- [Problem description] Reproduce every entry exactly.

- [Exercise data]
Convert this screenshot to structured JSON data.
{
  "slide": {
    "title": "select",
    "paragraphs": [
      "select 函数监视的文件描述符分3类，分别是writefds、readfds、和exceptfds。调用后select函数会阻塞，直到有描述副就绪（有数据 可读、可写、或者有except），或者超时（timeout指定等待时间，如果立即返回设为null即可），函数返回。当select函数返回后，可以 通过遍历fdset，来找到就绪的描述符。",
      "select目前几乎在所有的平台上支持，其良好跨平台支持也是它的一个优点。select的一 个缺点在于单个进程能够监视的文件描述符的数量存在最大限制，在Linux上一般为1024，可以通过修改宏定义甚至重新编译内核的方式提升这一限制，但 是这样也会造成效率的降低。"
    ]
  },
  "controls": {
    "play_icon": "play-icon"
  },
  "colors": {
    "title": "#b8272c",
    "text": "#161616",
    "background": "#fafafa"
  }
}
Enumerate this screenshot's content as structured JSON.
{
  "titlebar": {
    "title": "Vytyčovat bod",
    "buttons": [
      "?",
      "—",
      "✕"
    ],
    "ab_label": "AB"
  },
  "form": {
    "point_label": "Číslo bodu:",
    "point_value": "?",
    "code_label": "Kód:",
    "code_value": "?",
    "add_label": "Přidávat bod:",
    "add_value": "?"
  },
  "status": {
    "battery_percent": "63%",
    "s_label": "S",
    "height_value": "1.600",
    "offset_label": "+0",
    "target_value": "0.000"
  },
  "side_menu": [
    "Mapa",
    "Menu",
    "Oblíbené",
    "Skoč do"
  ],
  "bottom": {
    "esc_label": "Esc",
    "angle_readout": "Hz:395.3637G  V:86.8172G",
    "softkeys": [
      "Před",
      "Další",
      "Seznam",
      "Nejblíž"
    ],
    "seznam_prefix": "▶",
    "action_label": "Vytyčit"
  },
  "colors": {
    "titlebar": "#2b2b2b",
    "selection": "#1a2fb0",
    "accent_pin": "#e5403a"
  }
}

- [Reply to the exercise]
Convert this screenshot to structured JSON data.
{
  "slide": {
    "title": "select",
    "paragraphs": [
      "select 函数监视的文件描述符分3类，分别是writefds、readfds、和exceptfds。调用后select函数会阻塞，直到有描述副就绪（有数据 可读、可写、或者有except），或者超时（timeout指定等待时间，如果立即返回设为null即可），函数返回。当select函数返回后，可以 通过遍历fdset，来找到就绪的描述符。",
      "select目前几乎在所有的平台上支持，其良好跨平台支持也是它的一个优点。select的一 个缺点在于单个进程能够监视的文件描述符的数量存在最大限制，在Linux上一般为1024，可以通过修改宏定义甚至重新编译内核的方式提升这一限制，但 是这样也会造成效率的降低。"
    ]
  },
  "controls": {
    "play_icon": "play-icon"
  },
  "colors": {
    "title": "#b8272c",
    "text": "#161616",
    "background": "#fafafa"
  }
}
Enumerate this screenshot's content as structured JSON.
{
  "titlebar": {
    "title": "Vytyčovat bod",
    "buttons": [
      "?",
      "—",
      "✕"
    ],
    "ab_label": "AB"
  },
  "form": {
    "point_label": "Číslo bodu:",
    "point_value": "?",
    "code_label": "Kód:",
    "code_value": "?",
    "add_label": "Přidávat bod:",
    "add_value": "?"
  },
  "status": {
    "battery_percent": "63%",
    "s_label": "S",
    "height_value": "1.600",
    "offset_label": "+0",
    "target_value": "0.000"
  },
  "side_menu": [
    "Mapa",
    "Menu",
    "Oblíbené",
    "Skoč do"
  ],
  "bottom": {
    "esc_label": "Esc",
    "angle_readout": "Hz:395.3637G  V:86.8172G",
    "softkeys": [
      "Před",
      "Další",
      "Seznam",
      "Nejblíž"
    ],
    "seznam_prefix": "▶",
    "action_label": "Vytyčit"
  },
  "colors": {
    "titlebar": "#2b2b2b",
    "selection": "#1a2fb0",
    "accent_pin": "#e5403a"
  }
}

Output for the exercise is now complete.